Both players also had the opportunity to speak on their opinions of the game’s meta. Rio spoke a bit about how the team struggled in 3-3 initially but began improving once Stage 3 started; “About the 3-3 meta, I think that viewers think it’s kind of boring, and I felt the same way, too. And now the meta has changed, a lot more Wrecking Ball play – Wrecking Ball and other [damage] dealers. I think this meta is really enjoyable.”
Alternatively, Eileen had a lot to say about the upcoming mandated Role Lock. He told me, “the way I look at it, it’s a double-edged sword. There are positives and there are negatives that are going to come with it. For me, I feel that it’s actually a really good thing, because I get to actually show what I can do as a very flexible DPS player, which I’ve essentially been limited to this entire season. It’s been keeping me back. But at the same exact time, it also limits the creativity of the teams. Teams like the Chengdu Hunters would have never come out and been able to show what they were able to show this season with a 2-2-2 lock. So, I look at it as having pros and cons. There’s no right or wrong answer. It’s just that we have to kind of deal with it.”
Stage 4 Prospects
When I asked both players about what match in Stage 4 they were most looking forward to, I was surprised to see they had different answers. Eileen went with a fellow Chinese team, the Hangzhou Spark, for a personal reason; “One of the biggest teams that I want to face off with is the Spark. The last time we met them, we were this close to being able to take them down. Being able to have that opportunity to beat them, especially with them being as strong as they currently are, will help boost our fanbase and hopefully show that we are an improving team too.”
Rio on the other hand wanted to challenge one of the league’s biggest juggernauts: “The New York Excelsior, because in Stage 1 their 2-2-2 was really strong. Even though they change comp or meta, they’re always strong. There’s not a clear weakness you can find. So that’s why I want to compete with them”. Both stated these two teams for who they would most want to face in the Grand Finals as well in fact.
The Next Gesture
With Rio being as cheerful as he was, I wanted to finish off his interview with a fun question; “What would be your favorite hero to play on the stage?” Rio initially responded with Wrecking Ball, but once he realized the question meant *any* hero, he exclaimed, “Widowmaker or Doomfist!” Upon being prodded, he laughed and said, “It would be really exciting and interesting to be able to get headshots or kill with Doomfist’s fist. That would be really exciting!” Rio’s enthusiasm is duly noted, yet with Role Lock’s implementation it seems unlikely too see him on Doom or Widow soon. Yet he certainly showed how incredibly joyful it is playing for the Charge no matter what hero he’s on.

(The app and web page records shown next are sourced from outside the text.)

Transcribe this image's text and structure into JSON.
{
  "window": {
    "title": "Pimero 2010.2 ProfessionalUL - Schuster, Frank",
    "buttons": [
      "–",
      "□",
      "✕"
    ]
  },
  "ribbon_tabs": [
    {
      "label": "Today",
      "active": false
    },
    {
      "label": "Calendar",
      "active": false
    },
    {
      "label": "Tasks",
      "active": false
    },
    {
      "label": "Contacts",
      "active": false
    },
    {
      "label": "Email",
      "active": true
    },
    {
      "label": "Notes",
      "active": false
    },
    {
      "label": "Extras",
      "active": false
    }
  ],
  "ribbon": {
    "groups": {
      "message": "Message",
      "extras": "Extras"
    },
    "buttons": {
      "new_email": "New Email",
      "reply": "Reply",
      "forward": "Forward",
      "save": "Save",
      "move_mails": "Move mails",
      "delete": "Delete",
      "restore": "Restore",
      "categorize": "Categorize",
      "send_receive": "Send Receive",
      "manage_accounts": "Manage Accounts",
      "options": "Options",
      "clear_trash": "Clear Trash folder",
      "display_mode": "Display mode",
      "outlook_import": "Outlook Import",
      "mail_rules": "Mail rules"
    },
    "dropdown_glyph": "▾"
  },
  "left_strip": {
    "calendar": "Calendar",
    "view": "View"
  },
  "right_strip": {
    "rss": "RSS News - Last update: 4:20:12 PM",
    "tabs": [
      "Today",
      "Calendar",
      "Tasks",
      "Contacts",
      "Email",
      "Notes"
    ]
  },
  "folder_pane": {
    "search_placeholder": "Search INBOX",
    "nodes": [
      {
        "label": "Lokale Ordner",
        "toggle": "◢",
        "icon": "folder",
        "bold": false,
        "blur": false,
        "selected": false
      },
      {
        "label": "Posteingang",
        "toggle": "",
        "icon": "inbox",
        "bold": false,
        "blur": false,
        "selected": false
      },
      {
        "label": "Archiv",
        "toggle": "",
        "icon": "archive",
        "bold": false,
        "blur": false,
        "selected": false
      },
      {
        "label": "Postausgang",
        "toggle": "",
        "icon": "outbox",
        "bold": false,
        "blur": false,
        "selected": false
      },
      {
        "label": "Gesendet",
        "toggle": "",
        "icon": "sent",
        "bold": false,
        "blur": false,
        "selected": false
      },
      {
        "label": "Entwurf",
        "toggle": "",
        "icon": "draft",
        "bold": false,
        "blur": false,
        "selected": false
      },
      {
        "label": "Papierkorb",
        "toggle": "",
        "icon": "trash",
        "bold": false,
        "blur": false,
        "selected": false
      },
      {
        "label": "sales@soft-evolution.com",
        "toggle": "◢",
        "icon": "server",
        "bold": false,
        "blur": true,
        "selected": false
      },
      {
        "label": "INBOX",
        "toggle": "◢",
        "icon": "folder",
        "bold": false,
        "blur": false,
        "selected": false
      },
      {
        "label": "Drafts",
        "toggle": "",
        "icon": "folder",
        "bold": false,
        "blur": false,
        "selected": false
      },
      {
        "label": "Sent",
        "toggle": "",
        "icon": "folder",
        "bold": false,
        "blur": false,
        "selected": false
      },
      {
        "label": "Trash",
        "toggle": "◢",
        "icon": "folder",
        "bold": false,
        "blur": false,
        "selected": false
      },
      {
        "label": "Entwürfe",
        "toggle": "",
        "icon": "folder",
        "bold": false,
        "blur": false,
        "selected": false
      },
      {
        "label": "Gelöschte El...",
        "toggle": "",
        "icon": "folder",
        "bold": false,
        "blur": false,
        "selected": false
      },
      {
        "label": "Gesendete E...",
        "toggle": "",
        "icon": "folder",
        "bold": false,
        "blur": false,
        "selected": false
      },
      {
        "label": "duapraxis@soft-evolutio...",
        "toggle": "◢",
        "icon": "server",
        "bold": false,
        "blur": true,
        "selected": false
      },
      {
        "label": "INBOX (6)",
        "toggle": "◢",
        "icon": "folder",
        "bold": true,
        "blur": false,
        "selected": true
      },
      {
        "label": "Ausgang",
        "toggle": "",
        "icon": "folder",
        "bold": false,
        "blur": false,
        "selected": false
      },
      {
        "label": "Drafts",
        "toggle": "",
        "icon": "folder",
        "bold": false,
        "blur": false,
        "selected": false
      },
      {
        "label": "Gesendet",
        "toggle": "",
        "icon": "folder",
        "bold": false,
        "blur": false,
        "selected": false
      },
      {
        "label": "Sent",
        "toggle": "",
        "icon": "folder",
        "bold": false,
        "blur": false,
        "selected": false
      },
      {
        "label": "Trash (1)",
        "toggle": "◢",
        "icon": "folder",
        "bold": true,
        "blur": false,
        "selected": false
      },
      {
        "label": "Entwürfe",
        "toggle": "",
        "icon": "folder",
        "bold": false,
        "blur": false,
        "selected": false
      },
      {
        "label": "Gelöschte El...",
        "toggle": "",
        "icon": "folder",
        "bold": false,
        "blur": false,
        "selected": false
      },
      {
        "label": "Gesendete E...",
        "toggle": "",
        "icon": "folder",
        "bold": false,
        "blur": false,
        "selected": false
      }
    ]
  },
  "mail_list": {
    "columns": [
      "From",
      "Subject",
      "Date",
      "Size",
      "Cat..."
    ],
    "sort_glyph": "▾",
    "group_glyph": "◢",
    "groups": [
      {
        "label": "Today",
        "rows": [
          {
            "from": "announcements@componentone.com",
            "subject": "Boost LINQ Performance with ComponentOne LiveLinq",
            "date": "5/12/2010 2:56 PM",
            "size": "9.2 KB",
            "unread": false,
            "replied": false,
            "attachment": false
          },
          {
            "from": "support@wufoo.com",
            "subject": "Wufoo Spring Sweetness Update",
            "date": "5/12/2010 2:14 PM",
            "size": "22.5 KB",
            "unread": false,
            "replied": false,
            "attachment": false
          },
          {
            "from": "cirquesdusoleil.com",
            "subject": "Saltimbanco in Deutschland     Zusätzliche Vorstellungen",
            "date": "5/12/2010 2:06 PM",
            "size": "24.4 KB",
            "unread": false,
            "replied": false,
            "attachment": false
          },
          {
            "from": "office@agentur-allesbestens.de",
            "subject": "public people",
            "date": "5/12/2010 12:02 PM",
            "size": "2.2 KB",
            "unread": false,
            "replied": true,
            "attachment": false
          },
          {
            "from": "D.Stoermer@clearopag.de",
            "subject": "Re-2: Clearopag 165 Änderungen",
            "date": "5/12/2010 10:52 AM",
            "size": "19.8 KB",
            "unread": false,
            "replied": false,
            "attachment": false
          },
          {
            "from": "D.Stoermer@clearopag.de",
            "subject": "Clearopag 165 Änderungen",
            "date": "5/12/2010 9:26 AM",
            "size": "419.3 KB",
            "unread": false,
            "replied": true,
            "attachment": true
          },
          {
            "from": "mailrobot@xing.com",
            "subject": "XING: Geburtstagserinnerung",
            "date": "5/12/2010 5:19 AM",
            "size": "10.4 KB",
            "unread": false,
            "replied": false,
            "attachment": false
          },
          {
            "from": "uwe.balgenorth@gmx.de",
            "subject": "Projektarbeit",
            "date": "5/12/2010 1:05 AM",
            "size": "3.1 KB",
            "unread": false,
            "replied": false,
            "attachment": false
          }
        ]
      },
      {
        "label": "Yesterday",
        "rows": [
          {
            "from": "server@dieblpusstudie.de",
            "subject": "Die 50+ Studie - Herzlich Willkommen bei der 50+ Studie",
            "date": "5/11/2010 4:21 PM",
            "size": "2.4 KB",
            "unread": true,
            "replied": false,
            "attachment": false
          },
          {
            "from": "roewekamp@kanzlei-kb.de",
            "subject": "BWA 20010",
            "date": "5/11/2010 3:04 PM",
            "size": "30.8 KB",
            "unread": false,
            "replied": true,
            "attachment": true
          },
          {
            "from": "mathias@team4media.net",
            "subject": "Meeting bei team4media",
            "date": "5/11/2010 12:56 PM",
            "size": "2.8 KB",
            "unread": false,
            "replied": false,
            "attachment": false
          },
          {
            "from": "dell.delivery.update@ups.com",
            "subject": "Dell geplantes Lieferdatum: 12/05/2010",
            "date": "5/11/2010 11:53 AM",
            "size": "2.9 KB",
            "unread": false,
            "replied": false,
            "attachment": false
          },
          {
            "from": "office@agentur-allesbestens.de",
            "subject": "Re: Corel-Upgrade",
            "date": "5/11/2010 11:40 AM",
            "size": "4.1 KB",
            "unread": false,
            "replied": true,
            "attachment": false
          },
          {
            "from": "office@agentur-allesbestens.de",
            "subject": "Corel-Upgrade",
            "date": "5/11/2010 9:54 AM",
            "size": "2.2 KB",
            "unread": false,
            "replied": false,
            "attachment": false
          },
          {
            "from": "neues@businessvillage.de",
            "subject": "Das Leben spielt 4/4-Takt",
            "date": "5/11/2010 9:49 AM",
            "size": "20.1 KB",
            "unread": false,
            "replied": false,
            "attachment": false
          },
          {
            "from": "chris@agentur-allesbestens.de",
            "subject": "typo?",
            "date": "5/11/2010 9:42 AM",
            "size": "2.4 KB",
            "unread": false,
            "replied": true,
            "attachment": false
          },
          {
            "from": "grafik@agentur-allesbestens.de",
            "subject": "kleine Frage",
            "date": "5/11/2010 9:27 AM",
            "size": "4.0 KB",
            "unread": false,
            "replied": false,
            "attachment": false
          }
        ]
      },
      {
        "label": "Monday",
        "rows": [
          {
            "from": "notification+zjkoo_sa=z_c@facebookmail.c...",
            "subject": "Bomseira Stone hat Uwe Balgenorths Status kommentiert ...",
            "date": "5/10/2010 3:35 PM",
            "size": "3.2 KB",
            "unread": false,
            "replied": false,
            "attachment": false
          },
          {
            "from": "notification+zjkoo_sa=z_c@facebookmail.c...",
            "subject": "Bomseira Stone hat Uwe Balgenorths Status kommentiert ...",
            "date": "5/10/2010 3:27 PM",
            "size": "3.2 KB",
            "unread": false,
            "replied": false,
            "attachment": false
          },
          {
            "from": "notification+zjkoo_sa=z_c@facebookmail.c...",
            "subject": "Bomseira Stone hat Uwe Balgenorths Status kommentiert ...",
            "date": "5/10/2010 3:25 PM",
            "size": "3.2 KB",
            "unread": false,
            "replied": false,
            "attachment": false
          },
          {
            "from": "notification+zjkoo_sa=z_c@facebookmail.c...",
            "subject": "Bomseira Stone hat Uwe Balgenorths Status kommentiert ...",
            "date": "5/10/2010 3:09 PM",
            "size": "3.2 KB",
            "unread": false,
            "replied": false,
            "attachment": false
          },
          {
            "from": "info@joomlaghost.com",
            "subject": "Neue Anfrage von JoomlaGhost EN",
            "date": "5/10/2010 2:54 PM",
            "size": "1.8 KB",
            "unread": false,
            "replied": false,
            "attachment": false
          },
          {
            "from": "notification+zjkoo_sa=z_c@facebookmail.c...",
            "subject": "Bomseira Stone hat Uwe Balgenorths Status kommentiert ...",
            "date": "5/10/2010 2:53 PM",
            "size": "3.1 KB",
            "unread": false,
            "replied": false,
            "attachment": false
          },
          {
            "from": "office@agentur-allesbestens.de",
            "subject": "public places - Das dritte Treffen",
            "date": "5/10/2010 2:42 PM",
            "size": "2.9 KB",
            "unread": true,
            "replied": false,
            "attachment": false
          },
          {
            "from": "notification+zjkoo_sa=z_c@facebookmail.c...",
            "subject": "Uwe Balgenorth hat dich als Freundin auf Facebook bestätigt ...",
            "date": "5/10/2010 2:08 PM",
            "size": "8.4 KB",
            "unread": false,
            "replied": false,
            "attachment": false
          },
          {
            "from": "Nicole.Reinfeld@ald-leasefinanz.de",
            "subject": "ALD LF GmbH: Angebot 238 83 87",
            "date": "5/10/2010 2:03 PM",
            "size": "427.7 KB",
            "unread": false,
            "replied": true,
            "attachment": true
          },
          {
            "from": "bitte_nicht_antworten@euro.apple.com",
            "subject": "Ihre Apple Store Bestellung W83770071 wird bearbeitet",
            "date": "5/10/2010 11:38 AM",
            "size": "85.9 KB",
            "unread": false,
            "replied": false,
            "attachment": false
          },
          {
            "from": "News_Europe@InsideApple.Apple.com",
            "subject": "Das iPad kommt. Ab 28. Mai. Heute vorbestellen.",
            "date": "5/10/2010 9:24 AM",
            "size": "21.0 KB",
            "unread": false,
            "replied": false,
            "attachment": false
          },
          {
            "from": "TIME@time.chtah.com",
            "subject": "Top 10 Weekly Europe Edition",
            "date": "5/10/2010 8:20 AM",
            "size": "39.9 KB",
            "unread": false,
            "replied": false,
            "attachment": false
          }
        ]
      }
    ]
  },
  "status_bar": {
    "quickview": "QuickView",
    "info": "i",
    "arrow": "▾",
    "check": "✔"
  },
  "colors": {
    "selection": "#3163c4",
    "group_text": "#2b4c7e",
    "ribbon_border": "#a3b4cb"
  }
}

Proud of his Homeland
For Eileen’s final question, I really wanted to ask him how it felt to represent his home country on the roster. His response was even more insightful than anticipated. Eileen said, “I feel that being one of the representatives of China and of my region – there is a lot of pressure, putting yourself on stage, but I’m not the only one here. There’s a lot of really good Chinese players out there, and I really want to show that – hey, there’s a lot of really good players. And if I get the chance to represent China as a whole, there’s pressure, but I want to do my best. At the same time, representing my hometown region is something that I’m very proud of.”
It was just announced that Eileen officially qualified for China’s final seven for World Cup 2019, so it seems he will indeed get his wish after all.
Thanks so much once again to Eileen, Rio, and the Guangzhou Charge for sitting down at the Atlanta Homestand weekend. You can follow more from Rio on his Twitter and Eileen on his. Also, find more info about the Guangzhou Charge on Twitter or on their Youtube Channel.
“From Our Haus to Yours”